ABOUT THIS EXERCISE –
Please write out the complete listing that follows, exactly as it reads.
------ SUPPLIED MATERIAL
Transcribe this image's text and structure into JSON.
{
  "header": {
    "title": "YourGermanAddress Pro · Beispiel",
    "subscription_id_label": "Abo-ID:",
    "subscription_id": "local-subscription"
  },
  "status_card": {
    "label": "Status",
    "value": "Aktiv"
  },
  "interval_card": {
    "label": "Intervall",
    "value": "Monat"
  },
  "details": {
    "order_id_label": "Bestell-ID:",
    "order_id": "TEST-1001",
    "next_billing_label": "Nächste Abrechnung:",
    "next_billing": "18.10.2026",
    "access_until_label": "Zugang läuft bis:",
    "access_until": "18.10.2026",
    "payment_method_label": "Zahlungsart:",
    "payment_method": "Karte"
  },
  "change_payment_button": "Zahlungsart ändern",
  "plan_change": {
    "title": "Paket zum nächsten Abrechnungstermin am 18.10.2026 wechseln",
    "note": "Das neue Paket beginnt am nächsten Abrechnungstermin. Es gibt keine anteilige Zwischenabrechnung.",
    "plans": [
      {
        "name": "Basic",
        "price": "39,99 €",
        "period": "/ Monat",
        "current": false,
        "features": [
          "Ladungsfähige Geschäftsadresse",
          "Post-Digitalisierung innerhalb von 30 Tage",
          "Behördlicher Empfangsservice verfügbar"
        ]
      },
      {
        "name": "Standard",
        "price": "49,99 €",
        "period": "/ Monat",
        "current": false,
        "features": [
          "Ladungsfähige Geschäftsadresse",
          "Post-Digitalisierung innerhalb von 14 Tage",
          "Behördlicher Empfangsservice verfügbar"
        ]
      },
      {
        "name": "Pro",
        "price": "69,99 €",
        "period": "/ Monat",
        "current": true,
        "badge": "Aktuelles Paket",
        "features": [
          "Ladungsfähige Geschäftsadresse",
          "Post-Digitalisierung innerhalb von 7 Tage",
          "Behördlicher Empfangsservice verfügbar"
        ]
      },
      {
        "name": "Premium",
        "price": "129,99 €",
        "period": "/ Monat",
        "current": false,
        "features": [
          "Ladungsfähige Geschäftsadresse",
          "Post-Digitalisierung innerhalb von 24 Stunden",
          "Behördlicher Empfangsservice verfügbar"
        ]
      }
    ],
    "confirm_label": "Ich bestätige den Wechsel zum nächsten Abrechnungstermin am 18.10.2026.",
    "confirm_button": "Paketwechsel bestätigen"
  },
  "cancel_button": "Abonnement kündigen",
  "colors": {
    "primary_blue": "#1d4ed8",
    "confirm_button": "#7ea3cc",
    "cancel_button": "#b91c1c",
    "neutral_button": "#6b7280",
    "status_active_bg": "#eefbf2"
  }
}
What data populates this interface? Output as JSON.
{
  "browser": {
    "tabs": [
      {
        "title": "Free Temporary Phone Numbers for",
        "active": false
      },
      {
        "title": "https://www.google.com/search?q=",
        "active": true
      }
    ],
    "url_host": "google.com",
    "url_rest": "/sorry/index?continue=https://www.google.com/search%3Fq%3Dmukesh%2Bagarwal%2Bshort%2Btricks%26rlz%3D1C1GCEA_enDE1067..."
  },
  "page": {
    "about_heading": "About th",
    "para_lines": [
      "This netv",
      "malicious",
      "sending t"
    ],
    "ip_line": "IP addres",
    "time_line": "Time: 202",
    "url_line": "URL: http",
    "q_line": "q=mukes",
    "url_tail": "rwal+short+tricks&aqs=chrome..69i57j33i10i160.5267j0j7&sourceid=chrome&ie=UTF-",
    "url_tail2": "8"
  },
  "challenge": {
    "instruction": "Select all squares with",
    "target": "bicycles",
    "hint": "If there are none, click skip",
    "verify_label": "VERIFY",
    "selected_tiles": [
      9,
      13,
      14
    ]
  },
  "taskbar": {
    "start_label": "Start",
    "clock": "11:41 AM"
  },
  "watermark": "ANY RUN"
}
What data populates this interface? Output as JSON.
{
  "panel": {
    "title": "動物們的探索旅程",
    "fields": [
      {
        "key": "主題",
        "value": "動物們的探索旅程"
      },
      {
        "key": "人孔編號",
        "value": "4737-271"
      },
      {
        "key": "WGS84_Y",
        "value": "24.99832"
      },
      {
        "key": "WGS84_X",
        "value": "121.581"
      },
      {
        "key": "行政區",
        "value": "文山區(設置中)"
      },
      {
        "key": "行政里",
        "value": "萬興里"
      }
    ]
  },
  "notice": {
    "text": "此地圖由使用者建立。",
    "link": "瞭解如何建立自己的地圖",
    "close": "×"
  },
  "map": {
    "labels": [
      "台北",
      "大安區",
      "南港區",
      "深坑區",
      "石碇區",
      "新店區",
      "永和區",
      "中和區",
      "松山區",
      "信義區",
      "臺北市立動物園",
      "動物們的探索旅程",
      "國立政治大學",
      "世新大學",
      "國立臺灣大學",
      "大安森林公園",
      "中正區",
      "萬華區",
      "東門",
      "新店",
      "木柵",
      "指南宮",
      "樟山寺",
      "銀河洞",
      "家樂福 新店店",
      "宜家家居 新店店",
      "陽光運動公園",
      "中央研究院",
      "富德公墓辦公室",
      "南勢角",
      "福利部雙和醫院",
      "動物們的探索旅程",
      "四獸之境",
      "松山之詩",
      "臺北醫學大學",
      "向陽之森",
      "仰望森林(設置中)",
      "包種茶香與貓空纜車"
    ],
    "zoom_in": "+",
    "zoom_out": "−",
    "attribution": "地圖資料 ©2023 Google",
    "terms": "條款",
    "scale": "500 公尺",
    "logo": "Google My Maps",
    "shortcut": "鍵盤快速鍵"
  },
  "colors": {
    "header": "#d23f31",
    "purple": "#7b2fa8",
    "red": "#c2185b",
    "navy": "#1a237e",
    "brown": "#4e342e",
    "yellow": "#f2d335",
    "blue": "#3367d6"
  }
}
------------
RESULT BELOW –
Transcribe this image's text and structure into JSON.
{
  "header": {
    "title": "YourGermanAddress Pro · Beispiel",
    "subscription_id_label": "Abo-ID:",
    "subscription_id": "local-subscription"
  },
  "status_card": {
    "label": "Status",
    "value": "Aktiv"
  },
  "interval_card": {
    "label": "Intervall",
    "value": "Monat"
  },
  "details": {
    "order_id_label": "Bestell-ID:",
    "order_id": "TEST-1001",
    "next_billing_label": "Nächste Abrechnung:",
    "next_billing": "18.10.2026",
    "access_until_label": "Zugang läuft bis:",
    "access_until": "18.10.2026",
    "payment_method_label": "Zahlungsart:",
    "payment_method": "Karte"
  },
  "change_payment_button": "Zahlungsart ändern",
  "plan_change": {
    "title": "Paket zum nächsten Abrechnungstermin am 18.10.2026 wechseln",
    "note": "Das neue Paket beginnt am nächsten Abrechnungstermin. Es gibt keine anteilige Zwischenabrechnung.",
    "plans": [
      {
        "name": "Basic",
        "price": "39,99 €",
        "period": "/ Monat",
        "current": false,
        "features": [
          "Ladungsfähige Geschäftsadresse",
          "Post-Digitalisierung innerhalb von 30 Tage",
          "Behördlicher Empfangsservice verfügbar"
        ]
      },
      {
        "name": "Standard",
        "price": "49,99 €",
        "period": "/ Monat",
        "current": false,
        "features": [
          "Ladungsfähige Geschäftsadresse",
          "Post-Digitalisierung innerhalb von 14 Tage",
          "Behördlicher Empfangsservice verfügbar"
        ]
      },
      {
        "name": "Pro",
        "price": "69,99 €",
        "period": "/ Monat",
        "current": true,
        "badge": "Aktuelles Paket",
        "features": [
          "Ladungsfähige Geschäftsadresse",
          "Post-Digitalisierung innerhalb von 7 Tage",
          "Behördlicher Empfangsservice verfügbar"
        ]
      },
      {
        "name": "Premium",
        "price": "129,99 €",
        "period": "/ Monat",
        "current": false,
        "features": [
          "Ladungsfähige Geschäftsadresse",
          "Post-Digitalisierung innerhalb von 24 Stunden",
          "Behördlicher Empfangsservice verfügbar"
        ]
      }
    ],
    "confirm_label": "Ich bestätige den Wechsel zum nächsten Abrechnungstermin am 18.10.2026.",
    "confirm_button": "Paketwechsel bestätigen"
  },
  "cancel_button": "Abonnement kündigen",
  "colors": {
    "primary_blue": "#1d4ed8",
    "confirm_button": "#7ea3cc",
    "cancel_button": "#b91c1c",
    "neutral_button": "#6b7280",
    "status_active_bg": "#eefbf2"
  }
}
What data populates this interface? Output as JSON.
{
  "browser": {
    "tabs": [
      {
        "title": "Free Temporary Phone Numbers for",
        "active": false
      },
      {
        "title": "https://www.google.com/search?q=",
        "active": true
      }
    ],
    "url_host": "google.com",
    "url_rest": "/sorry/index?continue=https://www.google.com/search%3Fq%3Dmukesh%2Bagarwal%2Bshort%2Btricks%26rlz%3D1C1GCEA_enDE1067..."
  },
  "page": {
    "about_heading": "About th",
    "para_lines": [
      "This netv",
      "malicious",
      "sending t"
    ],
    "ip_line": "IP addres",
    "time_line": "Time: 202",
    "url_line": "URL: http",
    "q_line": "q=mukes",
    "url_tail": "rwal+short+tricks&aqs=chrome..69i57j33i10i160.5267j0j7&sourceid=chrome&ie=UTF-",
    "url_tail2": "8"
  },
  "challenge": {
    "instruction": "Select all squares with",
    "target": "bicycles",
    "hint": "If there are none, click skip",
    "verify_label": "VERIFY",
    "selected_tiles": [
      9,
      13,
      14
    ]
  },
  "taskbar": {
    "start_label": "Start",
    "clock": "11:41 AM"
  },
  "watermark": "ANY RUN"
}
What data populates this interface? Output as JSON.
{
  "panel": {
    "title": "動物們的探索旅程",
    "fields": [
      {
        "key": "主題",
        "value": "動物們的探索旅程"
      },
      {
        "key": "人孔編號",
        "value": "4737-271"
      },
      {
        "key": "WGS84_Y",
        "value": "24.99832"
      },
      {
        "key": "WGS84_X",
        "value": "121.581"
      },
      {
        "key": "行政區",
        "value": "文山區(設置中)"
      },
      {
        "key": "行政里",
        "value": "萬興里"
      }
    ]
  },
  "notice": {
    "text": "此地圖由使用者建立。",
    "link": "瞭解如何建立自己的地圖",
    "close": "×"
  },
  "map": {
    "labels": [
      "台北",
      "大安區",
      "南港區",
      "深坑區",
      "石碇區",
      "新店區",
      "永和區",
      "中和區",
      "松山區",
      "信義區",
      "臺北市立動物園",
      "動物們的探索旅程",
      "國立政治大學",
      "世新大學",
      "國立臺灣大學",
      "大安森林公園",
      "中正區",
      "萬華區",
      "東門",
      "新店",
      "木柵",
      "指南宮",
      "樟山寺",
      "銀河洞",
      "家樂福 新店店",
      "宜家家居 新店店",
      "陽光運動公園",
      "中央研究院",
      "富德公墓辦公室",
      "南勢角",
      "福利部雙和醫院",
      "動物們的探索旅程",
      "四獸之境",
      "松山之詩",
      "臺北醫學大學",
      "向陽之森",
      "仰望森林(設置中)",
      "包種茶香與貓空纜車"
    ],
    "zoom_in": "+",
    "zoom_out": "−",
    "attribution": "地圖資料 ©2023 Google",
    "terms": "條款",
    "scale": "500 公尺",
    "logo": "Google My Maps",
    "shortcut": "鍵盤快速鍵"
  },
  "colors": {
    "header": "#d23f31",
    "purple": "#7b2fa8",
    "red": "#c2185b",
    "navy": "#1a237e",
    "brown": "#4e342e",
    "yellow": "#f2d335",
    "blue": "#3367d6"
  }
}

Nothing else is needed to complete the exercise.